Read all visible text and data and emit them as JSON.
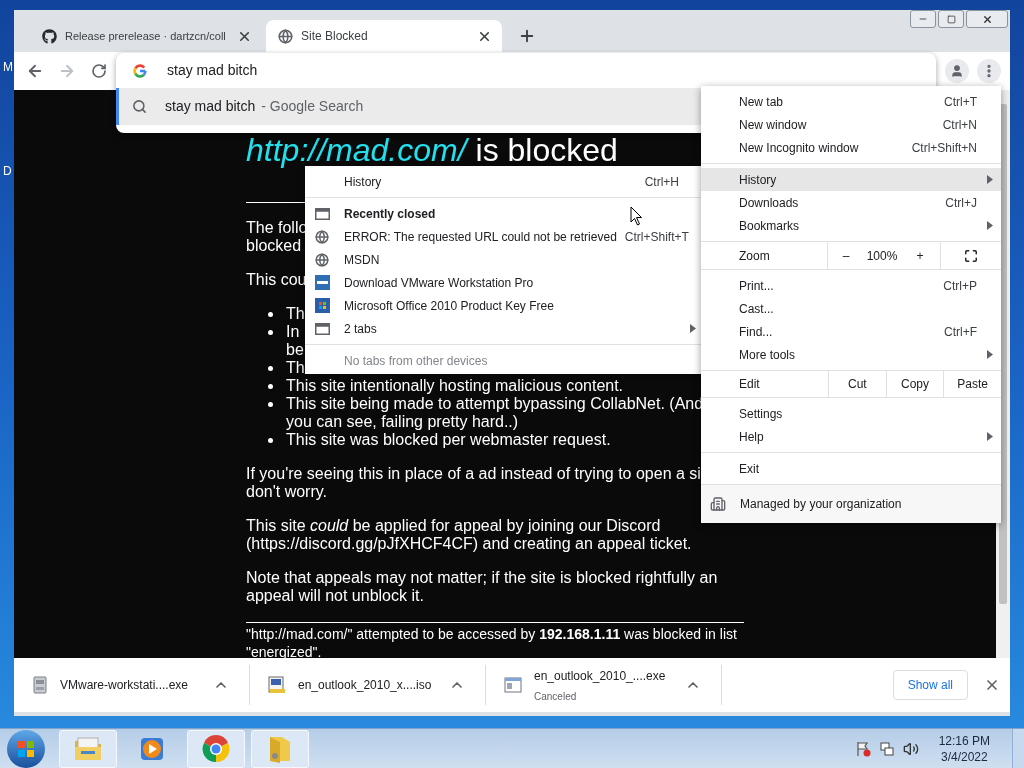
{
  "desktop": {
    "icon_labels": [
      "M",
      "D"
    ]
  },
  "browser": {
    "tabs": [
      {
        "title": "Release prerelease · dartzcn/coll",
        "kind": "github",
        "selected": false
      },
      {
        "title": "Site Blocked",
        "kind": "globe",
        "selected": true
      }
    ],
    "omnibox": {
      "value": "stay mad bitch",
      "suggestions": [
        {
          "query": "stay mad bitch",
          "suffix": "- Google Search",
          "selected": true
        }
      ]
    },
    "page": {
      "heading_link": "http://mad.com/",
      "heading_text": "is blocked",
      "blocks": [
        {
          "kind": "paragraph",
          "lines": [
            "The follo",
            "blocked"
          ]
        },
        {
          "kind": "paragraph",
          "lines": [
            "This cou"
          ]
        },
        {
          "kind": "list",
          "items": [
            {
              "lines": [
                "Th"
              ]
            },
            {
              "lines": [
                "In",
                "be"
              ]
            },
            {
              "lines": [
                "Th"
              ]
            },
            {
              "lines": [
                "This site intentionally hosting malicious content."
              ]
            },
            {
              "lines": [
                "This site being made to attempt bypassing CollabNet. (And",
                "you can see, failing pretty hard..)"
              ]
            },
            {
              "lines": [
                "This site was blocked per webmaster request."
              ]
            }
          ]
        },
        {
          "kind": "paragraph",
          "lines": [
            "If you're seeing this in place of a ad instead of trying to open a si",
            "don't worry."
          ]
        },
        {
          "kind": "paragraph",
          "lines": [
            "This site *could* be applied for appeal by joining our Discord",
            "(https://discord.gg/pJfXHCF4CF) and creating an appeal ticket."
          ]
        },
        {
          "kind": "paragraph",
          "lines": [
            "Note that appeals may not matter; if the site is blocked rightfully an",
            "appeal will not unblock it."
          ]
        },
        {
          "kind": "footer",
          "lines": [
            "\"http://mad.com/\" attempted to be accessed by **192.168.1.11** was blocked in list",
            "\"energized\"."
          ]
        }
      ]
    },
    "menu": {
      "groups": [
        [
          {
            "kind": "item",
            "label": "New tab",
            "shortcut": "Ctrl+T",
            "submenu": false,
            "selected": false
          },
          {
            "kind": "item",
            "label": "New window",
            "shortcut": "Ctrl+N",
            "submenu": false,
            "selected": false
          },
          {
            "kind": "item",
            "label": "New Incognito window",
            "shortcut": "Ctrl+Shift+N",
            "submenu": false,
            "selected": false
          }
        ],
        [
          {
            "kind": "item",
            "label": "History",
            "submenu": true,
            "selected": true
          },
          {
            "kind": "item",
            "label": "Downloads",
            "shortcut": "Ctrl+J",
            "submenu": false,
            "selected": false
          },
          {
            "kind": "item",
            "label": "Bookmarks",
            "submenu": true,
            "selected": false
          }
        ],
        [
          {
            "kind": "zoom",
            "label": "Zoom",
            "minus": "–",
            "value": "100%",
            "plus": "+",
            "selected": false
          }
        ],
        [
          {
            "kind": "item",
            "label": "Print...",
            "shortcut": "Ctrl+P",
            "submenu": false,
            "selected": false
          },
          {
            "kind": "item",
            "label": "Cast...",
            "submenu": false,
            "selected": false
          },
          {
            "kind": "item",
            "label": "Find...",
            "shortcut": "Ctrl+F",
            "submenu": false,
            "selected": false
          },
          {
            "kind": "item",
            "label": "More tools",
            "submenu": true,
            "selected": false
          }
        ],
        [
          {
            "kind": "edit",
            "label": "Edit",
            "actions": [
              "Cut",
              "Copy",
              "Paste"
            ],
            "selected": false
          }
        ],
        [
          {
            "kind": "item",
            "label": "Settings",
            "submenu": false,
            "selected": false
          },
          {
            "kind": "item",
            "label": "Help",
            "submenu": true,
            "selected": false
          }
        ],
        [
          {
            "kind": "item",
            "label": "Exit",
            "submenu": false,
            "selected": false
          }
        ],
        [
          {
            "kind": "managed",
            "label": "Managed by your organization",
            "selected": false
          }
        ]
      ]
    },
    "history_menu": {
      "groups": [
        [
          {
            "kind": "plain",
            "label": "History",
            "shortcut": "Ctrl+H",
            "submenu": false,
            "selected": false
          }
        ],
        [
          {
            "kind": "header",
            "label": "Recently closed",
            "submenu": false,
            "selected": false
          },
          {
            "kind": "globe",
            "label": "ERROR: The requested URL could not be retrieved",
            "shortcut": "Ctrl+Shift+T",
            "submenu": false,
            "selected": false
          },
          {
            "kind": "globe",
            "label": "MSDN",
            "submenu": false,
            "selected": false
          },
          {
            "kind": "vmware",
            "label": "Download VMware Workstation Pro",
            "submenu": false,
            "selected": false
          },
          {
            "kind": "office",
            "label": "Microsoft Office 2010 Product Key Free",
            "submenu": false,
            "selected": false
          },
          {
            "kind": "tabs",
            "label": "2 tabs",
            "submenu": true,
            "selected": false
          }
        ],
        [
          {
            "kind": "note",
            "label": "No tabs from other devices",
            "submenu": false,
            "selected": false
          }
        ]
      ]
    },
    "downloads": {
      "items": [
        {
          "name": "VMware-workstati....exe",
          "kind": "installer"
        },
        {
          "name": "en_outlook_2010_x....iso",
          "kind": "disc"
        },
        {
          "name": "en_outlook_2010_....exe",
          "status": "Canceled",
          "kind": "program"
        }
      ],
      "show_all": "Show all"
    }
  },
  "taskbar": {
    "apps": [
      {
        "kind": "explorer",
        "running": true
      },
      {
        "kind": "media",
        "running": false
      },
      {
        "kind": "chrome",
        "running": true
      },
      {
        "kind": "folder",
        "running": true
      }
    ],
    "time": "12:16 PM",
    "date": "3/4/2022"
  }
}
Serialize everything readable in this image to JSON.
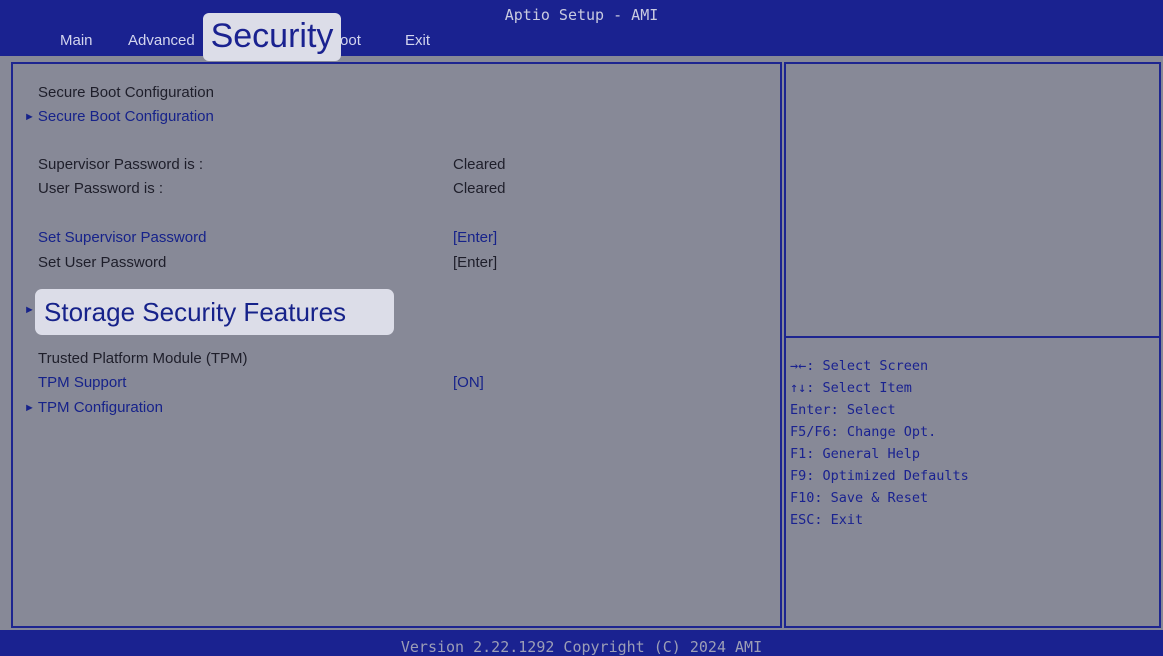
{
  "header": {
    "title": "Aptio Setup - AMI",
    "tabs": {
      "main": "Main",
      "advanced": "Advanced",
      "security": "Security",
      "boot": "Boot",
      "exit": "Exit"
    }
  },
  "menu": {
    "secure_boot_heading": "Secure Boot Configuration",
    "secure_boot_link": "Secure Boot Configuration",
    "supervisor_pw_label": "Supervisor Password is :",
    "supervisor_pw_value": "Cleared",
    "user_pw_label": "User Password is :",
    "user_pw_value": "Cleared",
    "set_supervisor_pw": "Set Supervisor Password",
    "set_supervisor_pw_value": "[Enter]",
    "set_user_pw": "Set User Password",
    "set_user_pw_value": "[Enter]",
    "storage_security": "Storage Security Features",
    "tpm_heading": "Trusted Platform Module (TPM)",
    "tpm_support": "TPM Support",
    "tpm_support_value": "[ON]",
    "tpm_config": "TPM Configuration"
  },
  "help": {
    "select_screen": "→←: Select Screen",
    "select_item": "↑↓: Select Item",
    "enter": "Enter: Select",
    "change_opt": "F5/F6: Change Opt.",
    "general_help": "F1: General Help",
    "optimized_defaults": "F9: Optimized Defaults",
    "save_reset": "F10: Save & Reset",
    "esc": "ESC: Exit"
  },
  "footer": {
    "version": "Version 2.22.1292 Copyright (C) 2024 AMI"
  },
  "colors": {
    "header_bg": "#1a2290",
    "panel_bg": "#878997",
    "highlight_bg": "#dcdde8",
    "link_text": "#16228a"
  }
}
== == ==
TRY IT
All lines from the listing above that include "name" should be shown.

EXERCISE SOLUTION
          "name": "VMware-workstati....exe",
          "name": "en_outlook_2010_x....iso",
          "name": "en_outlook_2010_....exe",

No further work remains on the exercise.